Regular maintenance and regular oil changes, using the correct oil, every 5,000 miles is the best way to combat timing chain stretch and failure.What causes a timing chain to stretch? ›
A series of links are connected by pins on which they pivot. Soot particles can lodge in the tiny clearances between the links and pins. They slowly scour the metal surfaces as the engine is running, enlarging the clearances. After a while, the timing chain stretches.
In order to tell if your car has a timing belt or a timing chain the first thing you need to do is inspect your engine. Check the side of your engine, and if it has a tinplate or plastic cover, then you've got a timing belt. If your engine has neither of those, then it has a timing chain.Has GM fixed lifter problems? ›
There does not seem to be any repair to prevent the lifters from getting stuck and owners of the affected GM cars and trucks are placed into a position of waiting to see if they will become the victim of a faulty lifter resulting in a major engine failure.Has GM fixed the oil consumption problem? ›
According to allegations in the class action lawsuits, starting with some 2014 model vehicles, GM began implementing a Generation V Vortec 5300 engine that was redesigned to fix the excessive oil consumption of the Generation IV engines but did not resolve this issue.Is the GM 3.6 VVT a good engine? ›
Despite its rather lengthy list of problems, the GM 3.6 V6 is known to be quite bulletproof. The v6 power plant is powerful and tech-laden. Its Achilles heel though has to do with its engine oil changes.What year did GM start variable valve timing? ›
GM also patented an early system in 1975, but scrapped it due to lift problems. It was not until 1980 that a vehicle with VVT technology was made available for the North American market.How do you stop a lifter from ticking? ›

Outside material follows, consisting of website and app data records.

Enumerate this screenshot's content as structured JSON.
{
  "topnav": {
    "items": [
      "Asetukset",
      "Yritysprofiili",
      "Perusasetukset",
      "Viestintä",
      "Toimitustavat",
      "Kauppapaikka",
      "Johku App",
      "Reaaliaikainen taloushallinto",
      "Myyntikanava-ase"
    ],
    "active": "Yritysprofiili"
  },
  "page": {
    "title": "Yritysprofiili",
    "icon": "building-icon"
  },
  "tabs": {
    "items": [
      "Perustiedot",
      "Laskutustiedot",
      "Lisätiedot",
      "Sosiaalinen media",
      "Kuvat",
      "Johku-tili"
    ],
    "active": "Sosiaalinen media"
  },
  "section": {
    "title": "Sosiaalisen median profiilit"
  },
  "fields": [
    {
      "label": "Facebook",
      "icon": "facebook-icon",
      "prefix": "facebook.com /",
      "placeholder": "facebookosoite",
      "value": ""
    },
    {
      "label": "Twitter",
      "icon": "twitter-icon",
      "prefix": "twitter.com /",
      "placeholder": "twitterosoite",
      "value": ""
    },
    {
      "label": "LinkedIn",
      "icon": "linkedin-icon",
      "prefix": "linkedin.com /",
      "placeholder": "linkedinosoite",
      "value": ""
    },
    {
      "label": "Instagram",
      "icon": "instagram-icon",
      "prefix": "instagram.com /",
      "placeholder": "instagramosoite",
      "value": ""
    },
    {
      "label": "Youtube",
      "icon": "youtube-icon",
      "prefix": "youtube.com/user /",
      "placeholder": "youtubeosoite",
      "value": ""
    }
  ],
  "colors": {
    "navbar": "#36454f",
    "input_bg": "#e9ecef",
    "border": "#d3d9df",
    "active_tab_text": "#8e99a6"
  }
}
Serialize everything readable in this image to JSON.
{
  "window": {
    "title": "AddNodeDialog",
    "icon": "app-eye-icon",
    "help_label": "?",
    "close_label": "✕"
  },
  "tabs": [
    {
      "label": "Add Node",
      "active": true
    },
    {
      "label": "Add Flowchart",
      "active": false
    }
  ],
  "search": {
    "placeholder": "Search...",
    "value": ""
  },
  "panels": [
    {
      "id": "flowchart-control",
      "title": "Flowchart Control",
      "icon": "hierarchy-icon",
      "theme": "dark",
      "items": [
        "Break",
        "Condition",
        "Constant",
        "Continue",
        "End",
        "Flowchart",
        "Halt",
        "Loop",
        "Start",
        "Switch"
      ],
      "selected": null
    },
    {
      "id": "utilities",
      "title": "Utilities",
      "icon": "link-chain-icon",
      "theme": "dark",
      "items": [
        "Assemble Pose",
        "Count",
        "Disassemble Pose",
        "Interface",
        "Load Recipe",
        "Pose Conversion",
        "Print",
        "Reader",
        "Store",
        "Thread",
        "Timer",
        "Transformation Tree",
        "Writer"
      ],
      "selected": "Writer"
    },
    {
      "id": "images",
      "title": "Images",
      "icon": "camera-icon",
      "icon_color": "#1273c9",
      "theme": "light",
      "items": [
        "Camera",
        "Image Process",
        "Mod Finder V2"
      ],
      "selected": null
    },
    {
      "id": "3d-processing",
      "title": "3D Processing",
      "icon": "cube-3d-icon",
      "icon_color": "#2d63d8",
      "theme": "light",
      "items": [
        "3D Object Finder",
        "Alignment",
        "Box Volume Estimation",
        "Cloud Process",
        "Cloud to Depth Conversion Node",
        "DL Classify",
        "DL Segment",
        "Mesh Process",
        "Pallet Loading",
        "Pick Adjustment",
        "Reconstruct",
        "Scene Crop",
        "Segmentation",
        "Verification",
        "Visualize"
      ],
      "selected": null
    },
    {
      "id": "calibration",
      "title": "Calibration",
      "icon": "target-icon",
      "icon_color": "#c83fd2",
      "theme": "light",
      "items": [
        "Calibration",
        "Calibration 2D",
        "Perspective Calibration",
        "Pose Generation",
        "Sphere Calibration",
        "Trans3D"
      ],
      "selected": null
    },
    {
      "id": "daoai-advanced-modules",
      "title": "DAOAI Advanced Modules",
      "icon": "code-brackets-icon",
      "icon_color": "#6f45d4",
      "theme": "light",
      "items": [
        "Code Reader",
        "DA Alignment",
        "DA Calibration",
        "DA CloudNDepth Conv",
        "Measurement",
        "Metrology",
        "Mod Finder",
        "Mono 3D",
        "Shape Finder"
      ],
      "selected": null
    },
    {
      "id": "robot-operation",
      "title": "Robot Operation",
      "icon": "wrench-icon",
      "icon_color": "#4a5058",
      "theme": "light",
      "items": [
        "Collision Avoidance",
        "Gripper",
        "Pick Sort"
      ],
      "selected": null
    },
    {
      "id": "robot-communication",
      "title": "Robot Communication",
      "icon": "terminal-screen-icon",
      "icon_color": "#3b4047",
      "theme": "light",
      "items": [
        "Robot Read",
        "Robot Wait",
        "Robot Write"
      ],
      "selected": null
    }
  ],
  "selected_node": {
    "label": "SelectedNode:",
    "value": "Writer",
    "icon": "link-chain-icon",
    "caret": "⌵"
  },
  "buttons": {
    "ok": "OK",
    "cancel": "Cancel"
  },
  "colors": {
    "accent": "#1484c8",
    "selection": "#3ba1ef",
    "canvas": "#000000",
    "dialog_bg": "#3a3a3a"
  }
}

How Can You Quiet Your Car Engine? Once you verify the lifter ticking is not caused by a worn-out lifter or some other damaged part, the best thing to do is change the oil. Get rid of all the oil currently in the engine and flush it out before adding new oil.How GM dealers handle engine valve lifter issues? ›
If the customer has experienced prior valve lifter failures, dealers can choose one of three options: replace one bank of lifters and offer the customer a 60-month, 100,000-mile Powertrain Component Coverage Letter, replace the entire engine, or reach out to the District Manager of Aftersales for further guidance.Is it worth fixing lifter tick? ›
If your engine has a lifter tick, or tap, you need to have it fixed as soon as you can, because it can cause serious and expensive problems with your engine.Is there a class action suit against GM? ›
A California jury has ordered General Motors to pay $102.6 million to a class of consumers after finding that it hid an engine defect that caused problems including stalling and premature breakdown in tens of thousands of SUVs and trucks.What are the 3 causes of oil consumption? ›
- IMPROPER OR POOR-QUALITY OIL. Different engines require the use of specific lubricant blends. ...
- DAMAGED PISTON RINGS. ...
- OLD ENGINES. ...
- WORN SEALS OR GASKETS. ...
- BLUE SMOKE. ...
- LOW COMPRESSION. ...
- HIGH-CARBON FORMATION IN THE ENGINE. ...
- COOLANT DETERIORATION.
The GM Generation IV Vortec 5300 LC9 gasoline engine has been the target of multiple lawsuits over the years due to alleged excessive oil consumption issues, with vehicles covered including the 2011- through 2014-model-year Chevy Avalanche, Chevy Suburban, Chevy Silverado, Chevy Tahoe, GMC Sierra, GMC Yukon, and GMC ...